Brussels, Apr 1 (efe-epa).- The European Commission on Wednesday said it will launch a new short-term work scheme to help people and companies in countries such as Italy and Spain that have been hardest hit by the coronavirus pandemic.
In a video statement, EC president Ursula von der Leyen called the COVID-19 outbreak the “greatest human tragedy since the wars” and said the EU was “mourning with” the bloc’s worst affected members.
“Europe is coming to their support with a new initiative,” Von der Leyen said.
She described Madrid and Milan and their surrounding areas, both hotspots for the virus, as “part of the backbone of Europe’s economy.”
“They need our support to get through the crisis,” she continued. “This is why we have developed the concept of short time work. It is intended to help all countries that have been hard hit, and it will do so thanks to the solidarity of other member states.”
The announcement follows last week’s failure by EU leaders to agree on a coordinated economic and fiscal response to tackle the effects of the crisis.
Consensus was held back by divisions arising between nine countries that are struggling most to contain the outbreak, including Spain, Italy and France, and mostly northern nations such as Germany, Austria and the Netherlands.
The main sticking point at the meeting was over a proposal to create so-called “Corona bonds,” which would entail issuing joint bonds to help stimulate the bloc’s economy from the slowdown caused by the coronavirus.
Rome and Madrid last week urged the EU to approve the release of supplementary funds and bonds, but all the bloc could achieve was convening a follow up meeting, due next week.
The Eurogroup, which gathers the EU’s finance and economy ministers, is meeting on 7 April in a bid to propose measures that will further mitigate the socio-economic damage of the crisis after last week’s failed Council summit.
Germany’s Chancellor Angela Merkel said last week that corona bonds were “not on the agenda,” with Dutch Prime Minister Mark Rutte also standing firm.
The debt and euro crisis that followed the financial collapse in 2008 still haunts some of northern Europe’s decision-makers.
But others in the Netherlands have urged the leadership to lend more support to their fellow EU members.

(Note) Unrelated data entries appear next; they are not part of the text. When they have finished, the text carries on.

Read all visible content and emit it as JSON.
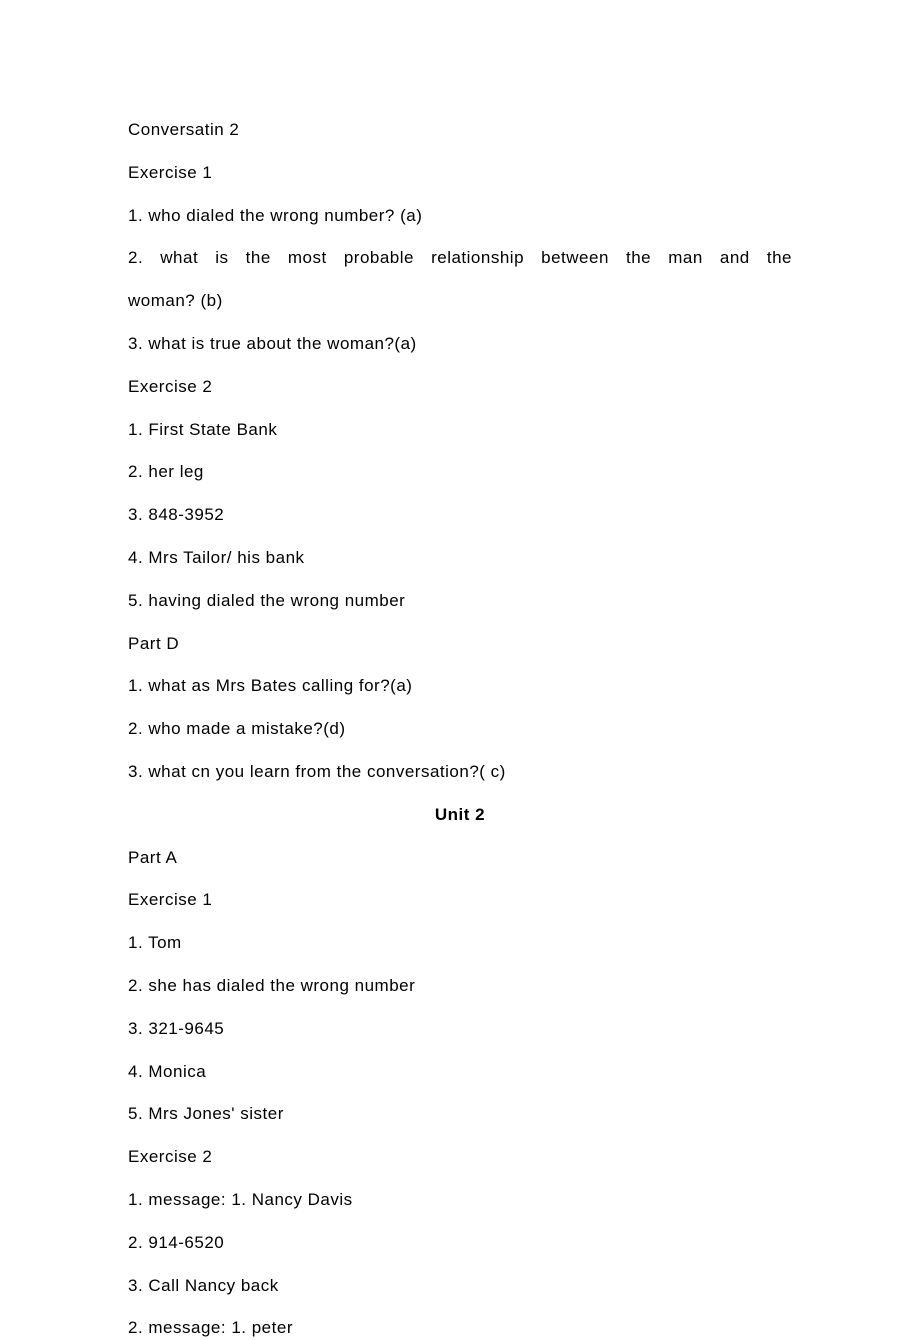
{
  "lines": [
    {
      "text": "Conversatin 2",
      "class": "line"
    },
    {
      "text": "Exercise 1",
      "class": "line"
    },
    {
      "text": "1. who dialed the wrong number? (a)",
      "class": "line"
    },
    {
      "text": "2. what is the most probable relationship between the man and the",
      "class": "line justified"
    },
    {
      "text": "woman? (b)",
      "class": "line"
    },
    {
      "text": "3. what is true about the woman?(a)",
      "class": "line"
    },
    {
      "text": "Exercise 2",
      "class": "line"
    },
    {
      "text": "1. First State Bank",
      "class": "line"
    },
    {
      "text": "2. her leg",
      "class": "line"
    },
    {
      "text": "3. 848-3952",
      "class": "line"
    },
    {
      "text": "4. Mrs Tailor/ his bank",
      "class": "line"
    },
    {
      "text": "5. having dialed the wrong number",
      "class": "line"
    },
    {
      "text": "Part D",
      "class": "line"
    },
    {
      "text": "1. what as Mrs Bates calling for?(a)",
      "class": "line"
    },
    {
      "text": "2. who made a mistake?(d)",
      "class": "line"
    },
    {
      "text": "3. what cn you learn from the conversation?( c)",
      "class": "line"
    },
    {
      "text": "Unit 2",
      "class": "center-heading"
    },
    {
      "text": "Part A",
      "class": "line"
    },
    {
      "text": "Exercise 1",
      "class": "line"
    },
    {
      "text": "1. Tom",
      "class": "line"
    },
    {
      "text": "2. she has dialed the wrong number",
      "class": "line"
    },
    {
      "text": "3. 321-9645",
      "class": "line"
    },
    {
      "text": "4. Monica",
      "class": "line"
    },
    {
      "text": "5. Mrs Jones'  sister",
      "class": "line"
    },
    {
      "text": "Exercise 2",
      "class": "line"
    },
    {
      "text": "1. message: 1. Nancy Davis",
      "class": "line"
    },
    {
      "text": "2. 914-6520",
      "class": "line"
    },
    {
      "text": "3. Call Nancy back",
      "class": "line"
    },
    {
      "text": "2. message: 1. peter",
      "class": "line"
    }
  ]
}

The Netherlands will “no longer be a rich country in the North if the South falls,” Nout Wellink, former president of the Dutch Central Bank, told public radio this week.
“It’s like a healthy man being swept up by an avalanche,” he added.
The impasse has led to accusations from Italy, Spain and others that their European partners are abandoning them in the midst of a crisis that Italian Prime Minister Giuseppe Conte has said “affects us all.”
The Commission’s proposal of a state-supported short-time work scheme known as SURE, seeks to respond to and quell some of those fears by protecting jobs and subsidising companies that are unable to turn a profit due to the slowdown.
The framework is designed to complement those already in place in countries like Germany (‘Kurzarbeit’ or ‘short work’) and Spain, whose equivalent is the ERTE.
“We have learnt the lessons from the crisis in 2008,” Von der Leyen said. “Member states who had this instrument helped millions stay in their jobs and companies to go through the crisis with their employees.
“It has mitigated the effects of the recession, kept people in work, and enabled companies to return to the markets with renewed vigor.”